» INSTRUCTIONS TO FOLLOW: An exact copy of all the data is required, with pictures left out.

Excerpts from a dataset
....

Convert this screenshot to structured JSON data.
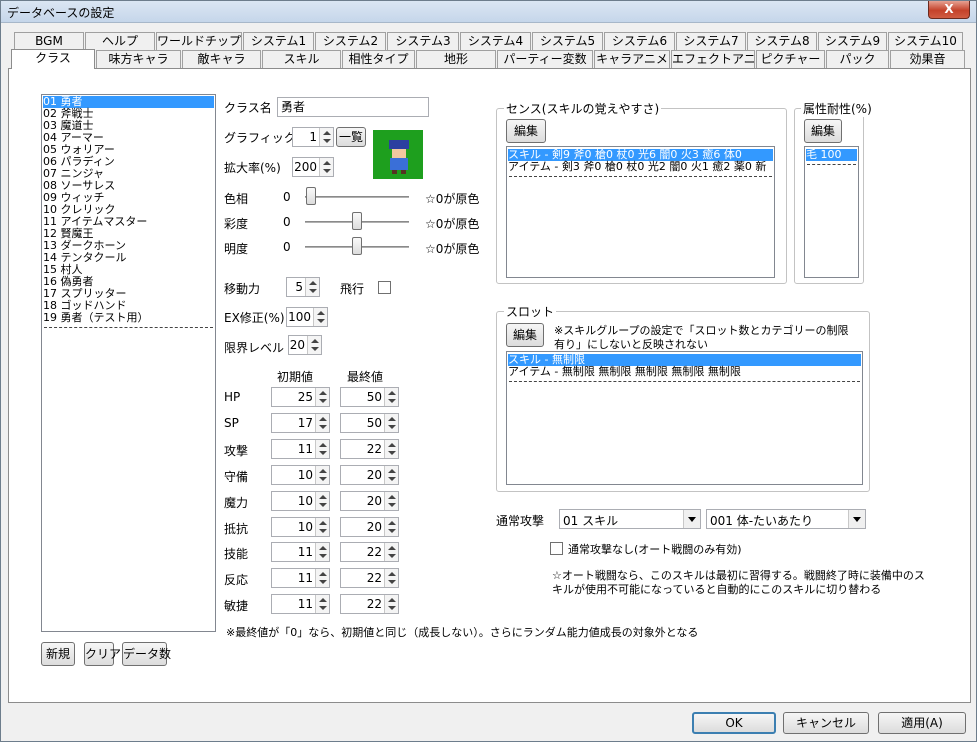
{
  "window": {
    "title": "データベースの設定",
    "close_label": "X"
  },
  "tabs_row1": [
    "BGM",
    "ヘルプ",
    "ワールドチップ",
    "システム1",
    "システム2",
    "システム3",
    "システム4",
    "システム5",
    "システム6",
    "システム7",
    "システム8",
    "システム9",
    "システム10"
  ],
  "tabs_row2": [
    "クラス",
    "味方キャラ",
    "敵キャラ",
    "スキル",
    "相性タイプ",
    "地形",
    "パーティー変数",
    "キャラアニメ",
    "エフェクトアニメ",
    "ピクチャー",
    "パック",
    "効果音"
  ],
  "active_tab": "クラス",
  "class_list": [
    "01 勇者",
    "02 斧戦士",
    "03 魔道士",
    "04 アーマー",
    "05 ウォリアー",
    "06 パラディン",
    "07 ニンジャ",
    "08 ソーサレス",
    "09 ウィッチ",
    "10 クレリック",
    "11 アイテムマスター",
    "12 賢魔王",
    "13 ダークホーン",
    "14 テンタクール",
    "15 村人",
    "16 偽勇者",
    "17 スプリッター",
    "18 ゴッドハンド",
    "19 勇者（テスト用）"
  ],
  "list_buttons": {
    "new": "新規",
    "clear": "クリア",
    "count": "データ数"
  },
  "form": {
    "class_name_label": "クラス名",
    "class_name_value": "勇者",
    "graphic_label": "グラフィック",
    "graphic_value": "1",
    "graphic_list_button": "一覧",
    "scale_label": "拡大率(%)",
    "scale_value": "200",
    "hue_label": "色相",
    "hue_value": "0",
    "hue_note": "☆0が原色",
    "sat_label": "彩度",
    "sat_value": "0",
    "sat_note": "☆0が原色",
    "bright_label": "明度",
    "bright_value": "0",
    "bright_note": "☆0が原色",
    "move_label": "移動力",
    "move_value": "5",
    "fly_label": "飛行",
    "ex_label": "EX修正(%)",
    "ex_value": "100",
    "limit_label": "限界レベル",
    "limit_value": "20",
    "initial_header": "初期値",
    "final_header": "最終値"
  },
  "stats": [
    {
      "label": "HP",
      "initial": "25",
      "final": "50"
    },
    {
      "label": "SP",
      "initial": "17",
      "final": "50"
    },
    {
      "label": "攻撃",
      "initial": "11",
      "final": "22"
    },
    {
      "label": "守備",
      "initial": "10",
      "final": "20"
    },
    {
      "label": "魔力",
      "initial": "10",
      "final": "20"
    },
    {
      "label": "抵抗",
      "initial": "10",
      "final": "20"
    },
    {
      "label": "技能",
      "initial": "11",
      "final": "22"
    },
    {
      "label": "反応",
      "initial": "11",
      "final": "22"
    },
    {
      "label": "敏捷",
      "initial": "11",
      "final": "22"
    }
  ],
  "stats_note": "※最終値が「0」なら、初期値と同じ（成長しない）。さらにランダム能力値成長の対象外となる",
  "sense": {
    "title": "センス(スキルの覚えやすさ)",
    "edit_button": "編集",
    "rows": [
      "スキル - 剣9 斧0 槍0 杖0 光6 闇0 火3 癒6 体0",
      "アイテム - 剣3 斧0 槍0 杖0 光2 闇0 火1 癒2 薬0 新"
    ]
  },
  "attribute": {
    "title": "属性耐性(%)",
    "edit_button": "編集",
    "rows": [
      "毛 100"
    ]
  },
  "slot": {
    "title": "スロット",
    "edit_button": "編集",
    "note_line1": "※スキルグループの設定で「スロット数とカテゴリーの制限",
    "note_line2": "有り」にしないと反映されない",
    "rows": [
      "スキル - 無制限",
      "アイテム - 無制限 無制限 無制限 無制限 無制限"
    ]
  },
  "normal_attack": {
    "label": "通常攻撃",
    "skill_group": "01 スキル",
    "skill": "001 体-たいあたり",
    "none_label": "通常攻撃なし(オート戦闘のみ有効)",
    "note_line1": "☆オート戦闘なら、このスキルは最初に習得する。戦闘終了時に装備中のス",
    "note_line2": "キルが使用不可能になっていると自動的にこのスキルに切り替わる"
  },
  "dialog_buttons": {
    "ok": "OK",
    "cancel": "キャンセル",
    "apply": "適用(A)"
  },
  "colors": {
    "selection": "#3399ff",
    "sprite_bg": "#1e9f1e"
  }
}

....

» SOLUTION:
Convert this screenshot to structured JSON data.
{
  "window": {
    "title": "データベースの設定",
    "close_label": "X"
  },
  "tabs_row1": [
    "BGM",
    "ヘルプ",
    "ワールドチップ",
    "システム1",
    "システム2",
    "システム3",
    "システム4",
    "システム5",
    "システム6",
    "システム7",
    "システム8",
    "システム9",
    "システム10"
  ],
  "tabs_row2": [
    "クラス",
    "味方キャラ",
    "敵キャラ",
    "スキル",
    "相性タイプ",
    "地形",
    "パーティー変数",
    "キャラアニメ",
    "エフェクトアニメ",
    "ピクチャー",
    "パック",
    "効果音"
  ],
  "active_tab": "クラス",
  "class_list": [
    "01 勇者",
    "02 斧戦士",
    "03 魔道士",
    "04 アーマー",
    "05 ウォリアー",
    "06 パラディン",
    "07 ニンジャ",
    "08 ソーサレス",
    "09 ウィッチ",
    "10 クレリック",
    "11 アイテムマスター",
    "12 賢魔王",
    "13 ダークホーン",
    "14 テンタクール",
    "15 村人",
    "16 偽勇者",
    "17 スプリッター",
    "18 ゴッドハンド",
    "19 勇者（テスト用）"
  ],
  "list_buttons": {
    "new": "新規",
    "clear": "クリア",
    "count": "データ数"
  },
  "form": {
    "class_name_label": "クラス名",
    "class_name_value": "勇者",
    "graphic_label": "グラフィック",
    "graphic_value": "1",
    "graphic_list_button": "一覧",
    "scale_label": "拡大率(%)",
    "scale_value": "200",
    "hue_label": "色相",
    "hue_value": "0",
    "hue_note": "☆0が原色",
    "sat_label": "彩度",
    "sat_value": "0",
    "sat_note": "☆0が原色",
    "bright_label": "明度",
    "bright_value": "0",
    "bright_note": "☆0が原色",
    "move_label": "移動力",
    "move_value": "5",
    "fly_label": "飛行",
    "ex_label": "EX修正(%)",
    "ex_value": "100",
    "limit_label": "限界レベル",
    "limit_value": "20",
    "initial_header": "初期値",
    "final_header": "最終値"
  },
  "stats": [
    {
      "label": "HP",
      "initial": "25",
      "final": "50"
    },
    {
      "label": "SP",
      "initial": "17",
      "final": "50"
    },
    {
      "label": "攻撃",
      "initial": "11",
      "final": "22"
    },
    {
      "label": "守備",
      "initial": "10",
      "final": "20"
    },
    {
      "label": "魔力",
      "initial": "10",
      "final": "20"
    },
    {
      "label": "抵抗",
      "initial": "10",
      "final": "20"
    },
    {
      "label": "技能",
      "initial": "11",
      "final": "22"
    },
    {
      "label": "反応",
      "initial": "11",
      "final": "22"
    },
    {
      "label": "敏捷",
      "initial": "11",
      "final": "22"
    }
  ],
  "stats_note": "※最終値が「0」なら、初期値と同じ（成長しない）。さらにランダム能力値成長の対象外となる",
  "sense": {
    "title": "センス(スキルの覚えやすさ)",
    "edit_button": "編集",
    "rows": [
      "スキル - 剣9 斧0 槍0 杖0 光6 闇0 火3 癒6 体0",
      "アイテム - 剣3 斧0 槍0 杖0 光2 闇0 火1 癒2 薬0 新"
    ]
  },
  "attribute": {
    "title": "属性耐性(%)",
    "edit_button": "編集",
    "rows": [
      "毛 100"
    ]
  },
  "slot": {
    "title": "スロット",
    "edit_button": "編集",
    "note_line1": "※スキルグループの設定で「スロット数とカテゴリーの制限",
    "note_line2": "有り」にしないと反映されない",
    "rows": [
      "スキル - 無制限",
      "アイテム - 無制限 無制限 無制限 無制限 無制限"
    ]
  },
  "normal_attack": {
    "label": "通常攻撃",
    "skill_group": "01 スキル",
    "skill": "001 体-たいあたり",
    "none_label": "通常攻撃なし(オート戦闘のみ有効)",
    "note_line1": "☆オート戦闘なら、このスキルは最初に習得する。戦闘終了時に装備中のス",
    "note_line2": "キルが使用不可能になっていると自動的にこのスキルに切り替わる"
  },
  "dialog_buttons": {
    "ok": "OK",
    "cancel": "キャンセル",
    "apply": "適用(A)"
  },
  "colors": {
    "selection": "#3399ff",
    "sprite_bg": "#1e9f1e"
  }
}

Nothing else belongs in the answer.